Several weeks ago, Mike Donatello contacted me and asked me if I wanted to start shooting again. This worked out well as I was already doing a photography training class that was helping my alter my craft and I needed to get my practice time in. It also didn’t hurt that we were both stuck at home due to social distancing with the dreadful Corona virus.
We chose Aaron Hayes as our model and met at Fort Shantok (Uncasville, CT) park. It was May 3rd, 2020 around 1:30pm. The sun was out in full glory so we chose to use a patch of pine trees that were littered throughout the area like a pinball machine.
This made it really tough for getting the right exposure for the shot because the highlights were blown out. You would figure that it would be the sun spots on the ground that lit up my highlight alert like the Fourth of July but no, it was the horizon that did me in. I had to get creative to make sure that I could get the picture.

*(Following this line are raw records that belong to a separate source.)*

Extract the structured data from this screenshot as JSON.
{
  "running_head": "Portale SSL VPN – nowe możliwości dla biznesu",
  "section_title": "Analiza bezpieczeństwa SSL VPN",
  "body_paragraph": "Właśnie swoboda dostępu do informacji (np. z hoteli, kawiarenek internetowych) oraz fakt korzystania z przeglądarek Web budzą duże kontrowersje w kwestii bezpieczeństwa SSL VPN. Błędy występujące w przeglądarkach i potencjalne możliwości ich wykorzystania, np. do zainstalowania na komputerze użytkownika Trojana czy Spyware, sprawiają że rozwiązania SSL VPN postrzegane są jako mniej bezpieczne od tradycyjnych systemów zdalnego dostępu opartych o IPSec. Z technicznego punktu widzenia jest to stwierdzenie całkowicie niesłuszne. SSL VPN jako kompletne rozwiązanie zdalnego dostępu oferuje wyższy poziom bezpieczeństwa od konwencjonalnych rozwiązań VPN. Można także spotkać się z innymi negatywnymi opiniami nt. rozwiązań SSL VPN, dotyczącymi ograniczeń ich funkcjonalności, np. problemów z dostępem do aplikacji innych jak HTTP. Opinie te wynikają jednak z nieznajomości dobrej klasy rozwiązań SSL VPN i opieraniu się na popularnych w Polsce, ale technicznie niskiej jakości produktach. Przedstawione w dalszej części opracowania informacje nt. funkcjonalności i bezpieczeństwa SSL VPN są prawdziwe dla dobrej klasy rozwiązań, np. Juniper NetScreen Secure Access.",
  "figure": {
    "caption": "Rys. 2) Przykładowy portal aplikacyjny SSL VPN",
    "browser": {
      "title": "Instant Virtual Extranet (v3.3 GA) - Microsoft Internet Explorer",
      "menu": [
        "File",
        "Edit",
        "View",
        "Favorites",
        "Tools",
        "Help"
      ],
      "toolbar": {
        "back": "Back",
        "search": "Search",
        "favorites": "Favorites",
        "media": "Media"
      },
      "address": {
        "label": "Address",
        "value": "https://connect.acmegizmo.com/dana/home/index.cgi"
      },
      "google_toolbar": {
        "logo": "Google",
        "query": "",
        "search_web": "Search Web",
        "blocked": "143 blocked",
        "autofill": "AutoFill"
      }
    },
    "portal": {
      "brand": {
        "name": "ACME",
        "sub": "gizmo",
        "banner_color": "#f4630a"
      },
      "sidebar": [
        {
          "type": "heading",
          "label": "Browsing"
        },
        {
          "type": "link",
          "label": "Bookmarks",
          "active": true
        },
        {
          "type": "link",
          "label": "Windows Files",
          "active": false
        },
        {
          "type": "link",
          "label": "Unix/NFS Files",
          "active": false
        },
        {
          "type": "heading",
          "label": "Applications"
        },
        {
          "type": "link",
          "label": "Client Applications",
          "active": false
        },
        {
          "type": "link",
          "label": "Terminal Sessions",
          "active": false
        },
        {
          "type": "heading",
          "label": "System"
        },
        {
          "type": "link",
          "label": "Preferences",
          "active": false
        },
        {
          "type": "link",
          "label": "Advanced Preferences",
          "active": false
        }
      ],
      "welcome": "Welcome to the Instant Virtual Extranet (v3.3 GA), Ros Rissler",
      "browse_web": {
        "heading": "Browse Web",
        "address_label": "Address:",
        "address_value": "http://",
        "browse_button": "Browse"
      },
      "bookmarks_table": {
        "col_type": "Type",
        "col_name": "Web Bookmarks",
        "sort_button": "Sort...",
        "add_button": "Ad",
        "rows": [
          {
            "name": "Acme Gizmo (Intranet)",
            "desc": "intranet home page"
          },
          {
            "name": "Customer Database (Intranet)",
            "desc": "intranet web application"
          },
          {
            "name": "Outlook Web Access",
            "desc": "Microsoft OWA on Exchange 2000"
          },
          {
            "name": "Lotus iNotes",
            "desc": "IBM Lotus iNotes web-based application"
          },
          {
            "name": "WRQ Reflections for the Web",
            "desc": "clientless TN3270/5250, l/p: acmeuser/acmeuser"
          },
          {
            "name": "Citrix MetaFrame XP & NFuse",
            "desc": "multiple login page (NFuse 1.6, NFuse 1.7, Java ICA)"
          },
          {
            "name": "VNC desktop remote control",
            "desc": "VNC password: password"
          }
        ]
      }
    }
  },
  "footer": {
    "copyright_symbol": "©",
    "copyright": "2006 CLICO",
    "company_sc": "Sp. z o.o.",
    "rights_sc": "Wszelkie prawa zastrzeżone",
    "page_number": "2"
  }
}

Aaron was suited up in scarves, robes, a baseball cap (to give the illusion of a longer face under the hood), armor, and so much more. The goal was to appear like one of the Wraiths from Lord of the Rings. I also was reminded of grounded dementors as well.
The photoshoot went well and we had it done in about an hour. I tried out some techniques of holding tree branches in front of my lens to get a bokeh look to the photos, but it did not add to the photos in this shoot.
After the shoot, I went home and began editing. For some reason, I felt as though the photos were too bright and green. It made perfect sense as this was taken during the beginning of spring when the leaves are more of a bright green/yellowish look. I choose to do something that I have never successfully done. I wanted to turn my super bright sunny shot (one of the toughest shots to take due to bleaching out scenes) and change it to a night shot.
I was worried that it would turn into the Slipper and the Rose scene where Cinderella is singing and dancing after the ball and you can tell that it was daytime and not night by the patches of sunlight in the background. You are supposed to be so enthralled with Gemma Craven that you don’t notice, but I did after my billionth time of watching it.
Ironically, it came out pretty decent. The photo does appear like a composition due to the gray line around my wraith. I’m guessing it is the sun highlighting the back of my character and it has turned grey with my edits. If I erase it, it will make the photo appear unfinished so I have left it in. I also wanted it to have a painted effect so I used some Lightroom presets as well as Photoshop color lookup filters. I also added fairy lights. I was debating whether to keep it the blue or add more color to it so that viewers can see it better.
Overall, I am happy with the photo but I may revisit it in order to see if I can fix the line that I mentioned before. My goal is to make my images the best that I possibly can.
It is intriguing how a wraith is supposed to be a ghost or specter according to the Merriam-Webster dictionary. They are known to be made of gas or see through form. I believe that wraith means misty and it is of Scottish origin. This makes me think that I should re-do the photo to make it less visible. I could return to the location and try to retake that exact spot, or I can just clone it.
Wraiths in mythology are often made by dark spells. They are known for feeding or attacking other people’s souls.
In Lord of the Rings, the wraiths were the human kings that were trapped due to the rings of power that Sauron gave them. They were known as the Ringwraiths, Dark Riders, the nine, and/or the Nazguls. They had several different forms but one of them is definitely a hooded figure with a dark cloak that has a sword and gauntlets. (5/17/20)